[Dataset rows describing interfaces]
····················

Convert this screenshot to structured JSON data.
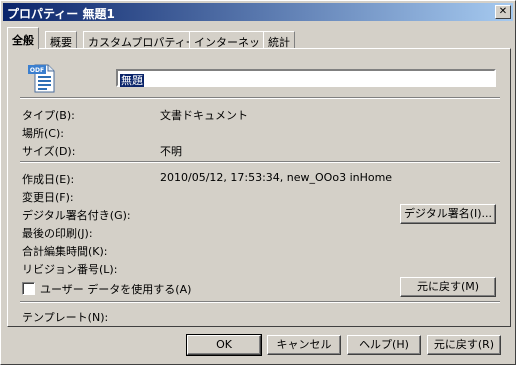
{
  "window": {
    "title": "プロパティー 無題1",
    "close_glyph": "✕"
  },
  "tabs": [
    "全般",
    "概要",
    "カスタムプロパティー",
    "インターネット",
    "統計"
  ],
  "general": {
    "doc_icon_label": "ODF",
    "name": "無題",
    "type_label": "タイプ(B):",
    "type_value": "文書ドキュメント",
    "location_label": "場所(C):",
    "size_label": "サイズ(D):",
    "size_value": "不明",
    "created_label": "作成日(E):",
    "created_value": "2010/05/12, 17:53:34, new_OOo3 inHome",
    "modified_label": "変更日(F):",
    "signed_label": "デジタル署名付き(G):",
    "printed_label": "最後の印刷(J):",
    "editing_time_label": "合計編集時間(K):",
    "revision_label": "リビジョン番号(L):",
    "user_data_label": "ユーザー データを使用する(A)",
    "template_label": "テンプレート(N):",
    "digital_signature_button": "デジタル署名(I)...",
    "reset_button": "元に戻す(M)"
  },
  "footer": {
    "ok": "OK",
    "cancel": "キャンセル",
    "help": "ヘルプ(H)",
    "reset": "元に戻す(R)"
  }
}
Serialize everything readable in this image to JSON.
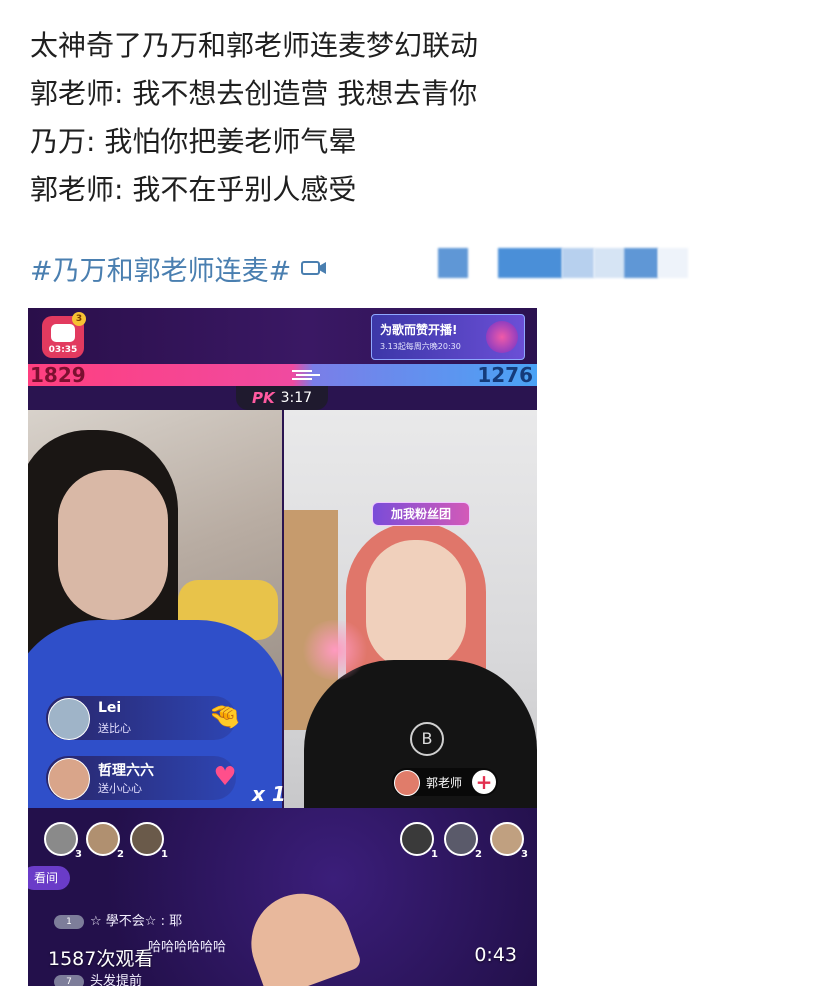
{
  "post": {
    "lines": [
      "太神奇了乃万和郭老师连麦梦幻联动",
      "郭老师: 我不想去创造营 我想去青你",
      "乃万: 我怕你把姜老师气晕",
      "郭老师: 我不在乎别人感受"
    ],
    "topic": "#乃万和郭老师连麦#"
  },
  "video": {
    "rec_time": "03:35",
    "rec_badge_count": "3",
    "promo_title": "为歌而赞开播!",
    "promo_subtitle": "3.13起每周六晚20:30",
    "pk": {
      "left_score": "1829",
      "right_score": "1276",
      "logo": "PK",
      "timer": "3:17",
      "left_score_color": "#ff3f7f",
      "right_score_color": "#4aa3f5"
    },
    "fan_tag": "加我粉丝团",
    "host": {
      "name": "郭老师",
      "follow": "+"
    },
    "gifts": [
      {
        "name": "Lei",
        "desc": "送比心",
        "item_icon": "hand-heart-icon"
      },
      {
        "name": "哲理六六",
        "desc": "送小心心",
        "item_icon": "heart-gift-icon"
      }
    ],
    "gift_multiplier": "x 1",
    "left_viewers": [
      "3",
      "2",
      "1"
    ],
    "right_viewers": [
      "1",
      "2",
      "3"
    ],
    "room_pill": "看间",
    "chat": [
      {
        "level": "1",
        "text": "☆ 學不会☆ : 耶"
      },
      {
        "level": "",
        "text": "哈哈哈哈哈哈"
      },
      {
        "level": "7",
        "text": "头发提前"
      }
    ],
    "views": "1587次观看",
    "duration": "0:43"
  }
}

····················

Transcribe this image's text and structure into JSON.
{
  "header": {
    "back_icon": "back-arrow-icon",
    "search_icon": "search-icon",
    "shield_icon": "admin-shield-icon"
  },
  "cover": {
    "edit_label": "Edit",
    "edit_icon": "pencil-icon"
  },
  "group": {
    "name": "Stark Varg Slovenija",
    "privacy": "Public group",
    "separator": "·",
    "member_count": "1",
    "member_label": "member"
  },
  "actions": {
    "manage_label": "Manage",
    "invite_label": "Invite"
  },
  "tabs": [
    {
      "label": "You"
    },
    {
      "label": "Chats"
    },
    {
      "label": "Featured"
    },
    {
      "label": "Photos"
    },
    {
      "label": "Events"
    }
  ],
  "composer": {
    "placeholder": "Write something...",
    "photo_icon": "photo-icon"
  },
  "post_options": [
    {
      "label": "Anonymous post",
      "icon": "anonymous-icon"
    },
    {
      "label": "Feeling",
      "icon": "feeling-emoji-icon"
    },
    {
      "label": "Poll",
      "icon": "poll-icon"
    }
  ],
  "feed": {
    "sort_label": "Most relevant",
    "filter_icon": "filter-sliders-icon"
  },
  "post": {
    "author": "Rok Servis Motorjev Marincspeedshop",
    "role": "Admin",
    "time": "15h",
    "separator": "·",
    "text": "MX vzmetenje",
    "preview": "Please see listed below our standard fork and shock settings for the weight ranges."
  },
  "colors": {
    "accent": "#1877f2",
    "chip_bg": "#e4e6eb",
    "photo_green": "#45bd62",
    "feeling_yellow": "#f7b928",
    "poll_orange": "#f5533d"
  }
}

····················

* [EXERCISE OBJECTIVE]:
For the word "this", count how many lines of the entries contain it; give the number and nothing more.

* [OUTPUT]:
3